Students will investigate unforseen costs of car loans and/or house loans. They will then evaluate the economics of decision making, the ramifications of their choices, and options available to them. Students will compute costs and savings for a car and/or house loan with or without added insurance costs.
Students participate in a series of activities that provide them with a simulated credit score and an auto loan interest rate based on their credit score. Then they learn to use compound interest and amortization schedules to calculate the real cost of buying a car, and they compare the total cost of buying a car for individuals with high and low credit scores. At the conclusion, students have a second opportunity to obtain a higher credit score and evaluate how this will affect what kind of car they can buy. Students should have some mathematical background in exponents and the idea of percents before beginning this lesson.
How do banks calculate the amount of interest paid on a loan? In this lesson, students will view a Livescribe Pencast to learn how to find the dollar amount in interest that is due at maturity. This lesson uses different time periods such as days, months, and years in the calculation as well as varying interest rates.
The following lessons come from the Council for Economic Education's library of publications. Clicking the publication title or image will take you to the Council for Economic Education Store for more detailed information.
Created specifically for high school mathematics teachers, this publication shows how mathematics concepts and knowledge can be used to develop economic and personal financial understandings.
3 out of 15 lessons from this publication relate to this EconEdLink lesson.
This publication contains lessons for teaching personal finance concepts to 9-12 students. Lessons for older students illustrate certain uses of more abstract representations.
2 out of 24 lessons from this publication relate to this EconEdLink lesson.
Entrepreneurship Economics introduces high school students to entrepreneurship through a resource market simulation, which demonstrates how entrepreneurship promotes economic activity and benefits society.
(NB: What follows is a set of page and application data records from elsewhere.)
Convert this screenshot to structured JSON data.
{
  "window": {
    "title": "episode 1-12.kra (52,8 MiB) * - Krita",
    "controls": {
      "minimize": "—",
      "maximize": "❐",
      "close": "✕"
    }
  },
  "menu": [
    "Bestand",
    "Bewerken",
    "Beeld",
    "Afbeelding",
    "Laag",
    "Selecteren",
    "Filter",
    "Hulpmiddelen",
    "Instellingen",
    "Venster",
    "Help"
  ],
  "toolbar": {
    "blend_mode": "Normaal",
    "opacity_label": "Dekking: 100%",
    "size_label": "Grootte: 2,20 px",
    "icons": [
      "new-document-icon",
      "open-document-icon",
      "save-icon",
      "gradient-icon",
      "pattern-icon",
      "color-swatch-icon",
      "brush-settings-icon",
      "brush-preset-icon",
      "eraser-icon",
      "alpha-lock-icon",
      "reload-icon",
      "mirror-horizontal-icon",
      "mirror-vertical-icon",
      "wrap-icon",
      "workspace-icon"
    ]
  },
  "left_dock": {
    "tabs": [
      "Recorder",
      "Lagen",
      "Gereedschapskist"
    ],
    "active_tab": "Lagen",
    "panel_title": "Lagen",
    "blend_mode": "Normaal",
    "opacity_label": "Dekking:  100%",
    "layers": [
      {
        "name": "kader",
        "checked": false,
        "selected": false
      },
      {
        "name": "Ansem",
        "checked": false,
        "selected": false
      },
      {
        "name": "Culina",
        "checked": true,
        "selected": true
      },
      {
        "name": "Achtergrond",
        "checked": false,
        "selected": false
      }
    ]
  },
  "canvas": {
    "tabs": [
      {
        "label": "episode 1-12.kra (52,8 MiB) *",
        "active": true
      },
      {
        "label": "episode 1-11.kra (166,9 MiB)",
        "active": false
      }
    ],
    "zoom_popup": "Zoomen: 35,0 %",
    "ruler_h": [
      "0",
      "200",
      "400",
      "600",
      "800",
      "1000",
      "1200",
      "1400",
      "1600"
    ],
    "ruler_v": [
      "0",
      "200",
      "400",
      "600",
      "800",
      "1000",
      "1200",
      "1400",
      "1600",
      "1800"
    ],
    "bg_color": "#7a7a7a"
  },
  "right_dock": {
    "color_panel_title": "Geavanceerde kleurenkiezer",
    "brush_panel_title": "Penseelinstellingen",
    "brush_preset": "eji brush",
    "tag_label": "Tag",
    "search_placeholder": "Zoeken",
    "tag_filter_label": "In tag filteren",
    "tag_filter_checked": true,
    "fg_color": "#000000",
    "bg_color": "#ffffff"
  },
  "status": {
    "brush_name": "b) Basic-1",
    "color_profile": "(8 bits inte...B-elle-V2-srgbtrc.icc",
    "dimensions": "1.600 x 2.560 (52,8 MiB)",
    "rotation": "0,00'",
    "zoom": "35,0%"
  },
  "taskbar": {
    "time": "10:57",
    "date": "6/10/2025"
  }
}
1 out of 12 lessons from this publication relate to this EconEdLink lesson.